When I first heard your name
uttered by farmers and clearers
chopping out tracts
of our grandfather’s Western Woodlands
I could not fathom
origins of your contorted title
for I thought more of penetrating
steel tools, drilling
in the grasp of carpenters.
But then was shown among
blackbutts and casuarinas
your manic twisting green trunks.
What tortures twirled these mallees?
Was it suffering salinity
or surviving inland biospheres
here in these arid parts?
Perhaps, in youth, you gimlets blindly
followed progress of the blazing sun
circling the sky each day from the east,
your craning necks winding your trunks?
Otherwise, like the rest of the trees
you would grow straight and tall
only branching out to provide roots
with a private patch of shade.
Gimlet, we stand respectfully to salute
you as a worshipful dervish
of such semi-desert lands,
whirling with this spinning earth!
Note: Eucalyptus Salubris, also ‘fluted gum’ is a smaller gumtree prevalent in inland semi-arid areas of Western Australia and its common name relates to the resemblance of the twisted trunk to a carpenter’s gimlet, a tool for drilling holes in wood.
Glen Phillips is a poet and professor, born in Southern Cross, Western Australia. He has taught all his working life and is internationally published with some 60 books or chapbooks, numerous articles, short stories and poetry. Glen is Director of Edith Cowan University’s International Centre for Landscape and Language in Perth.
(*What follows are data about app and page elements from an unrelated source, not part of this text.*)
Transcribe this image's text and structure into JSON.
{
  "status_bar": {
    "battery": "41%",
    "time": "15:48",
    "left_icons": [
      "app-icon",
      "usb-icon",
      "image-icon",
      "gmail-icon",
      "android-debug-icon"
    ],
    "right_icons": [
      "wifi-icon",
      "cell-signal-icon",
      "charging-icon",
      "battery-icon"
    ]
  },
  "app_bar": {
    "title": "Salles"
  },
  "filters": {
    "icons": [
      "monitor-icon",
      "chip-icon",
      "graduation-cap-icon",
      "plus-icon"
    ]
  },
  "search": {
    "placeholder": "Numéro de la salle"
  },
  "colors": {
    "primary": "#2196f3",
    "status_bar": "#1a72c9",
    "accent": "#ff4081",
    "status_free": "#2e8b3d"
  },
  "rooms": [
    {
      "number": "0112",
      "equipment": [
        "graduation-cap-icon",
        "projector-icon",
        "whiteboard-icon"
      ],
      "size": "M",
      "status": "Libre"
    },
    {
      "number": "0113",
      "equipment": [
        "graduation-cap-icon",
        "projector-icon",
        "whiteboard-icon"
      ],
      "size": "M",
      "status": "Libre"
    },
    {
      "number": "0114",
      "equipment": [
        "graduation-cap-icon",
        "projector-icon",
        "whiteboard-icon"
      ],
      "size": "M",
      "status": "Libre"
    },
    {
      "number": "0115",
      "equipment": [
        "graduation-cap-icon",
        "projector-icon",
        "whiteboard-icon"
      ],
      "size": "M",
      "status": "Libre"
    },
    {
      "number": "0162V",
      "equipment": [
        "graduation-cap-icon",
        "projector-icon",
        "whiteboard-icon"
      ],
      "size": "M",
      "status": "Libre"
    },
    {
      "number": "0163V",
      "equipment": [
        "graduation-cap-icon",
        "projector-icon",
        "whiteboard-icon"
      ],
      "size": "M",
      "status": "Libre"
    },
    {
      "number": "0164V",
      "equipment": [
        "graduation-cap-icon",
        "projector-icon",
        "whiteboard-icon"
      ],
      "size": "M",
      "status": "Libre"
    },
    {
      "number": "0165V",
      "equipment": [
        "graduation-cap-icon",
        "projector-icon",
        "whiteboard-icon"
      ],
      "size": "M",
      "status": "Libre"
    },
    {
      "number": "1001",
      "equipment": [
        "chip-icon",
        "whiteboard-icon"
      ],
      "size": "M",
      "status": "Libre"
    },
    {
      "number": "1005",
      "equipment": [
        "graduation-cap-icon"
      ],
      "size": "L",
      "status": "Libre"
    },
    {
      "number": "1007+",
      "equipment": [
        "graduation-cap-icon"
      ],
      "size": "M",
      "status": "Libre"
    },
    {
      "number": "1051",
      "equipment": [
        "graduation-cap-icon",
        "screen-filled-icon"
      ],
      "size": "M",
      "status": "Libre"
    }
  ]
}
He has 50 published poetry collections, many including his own paintings, drawings and photographs.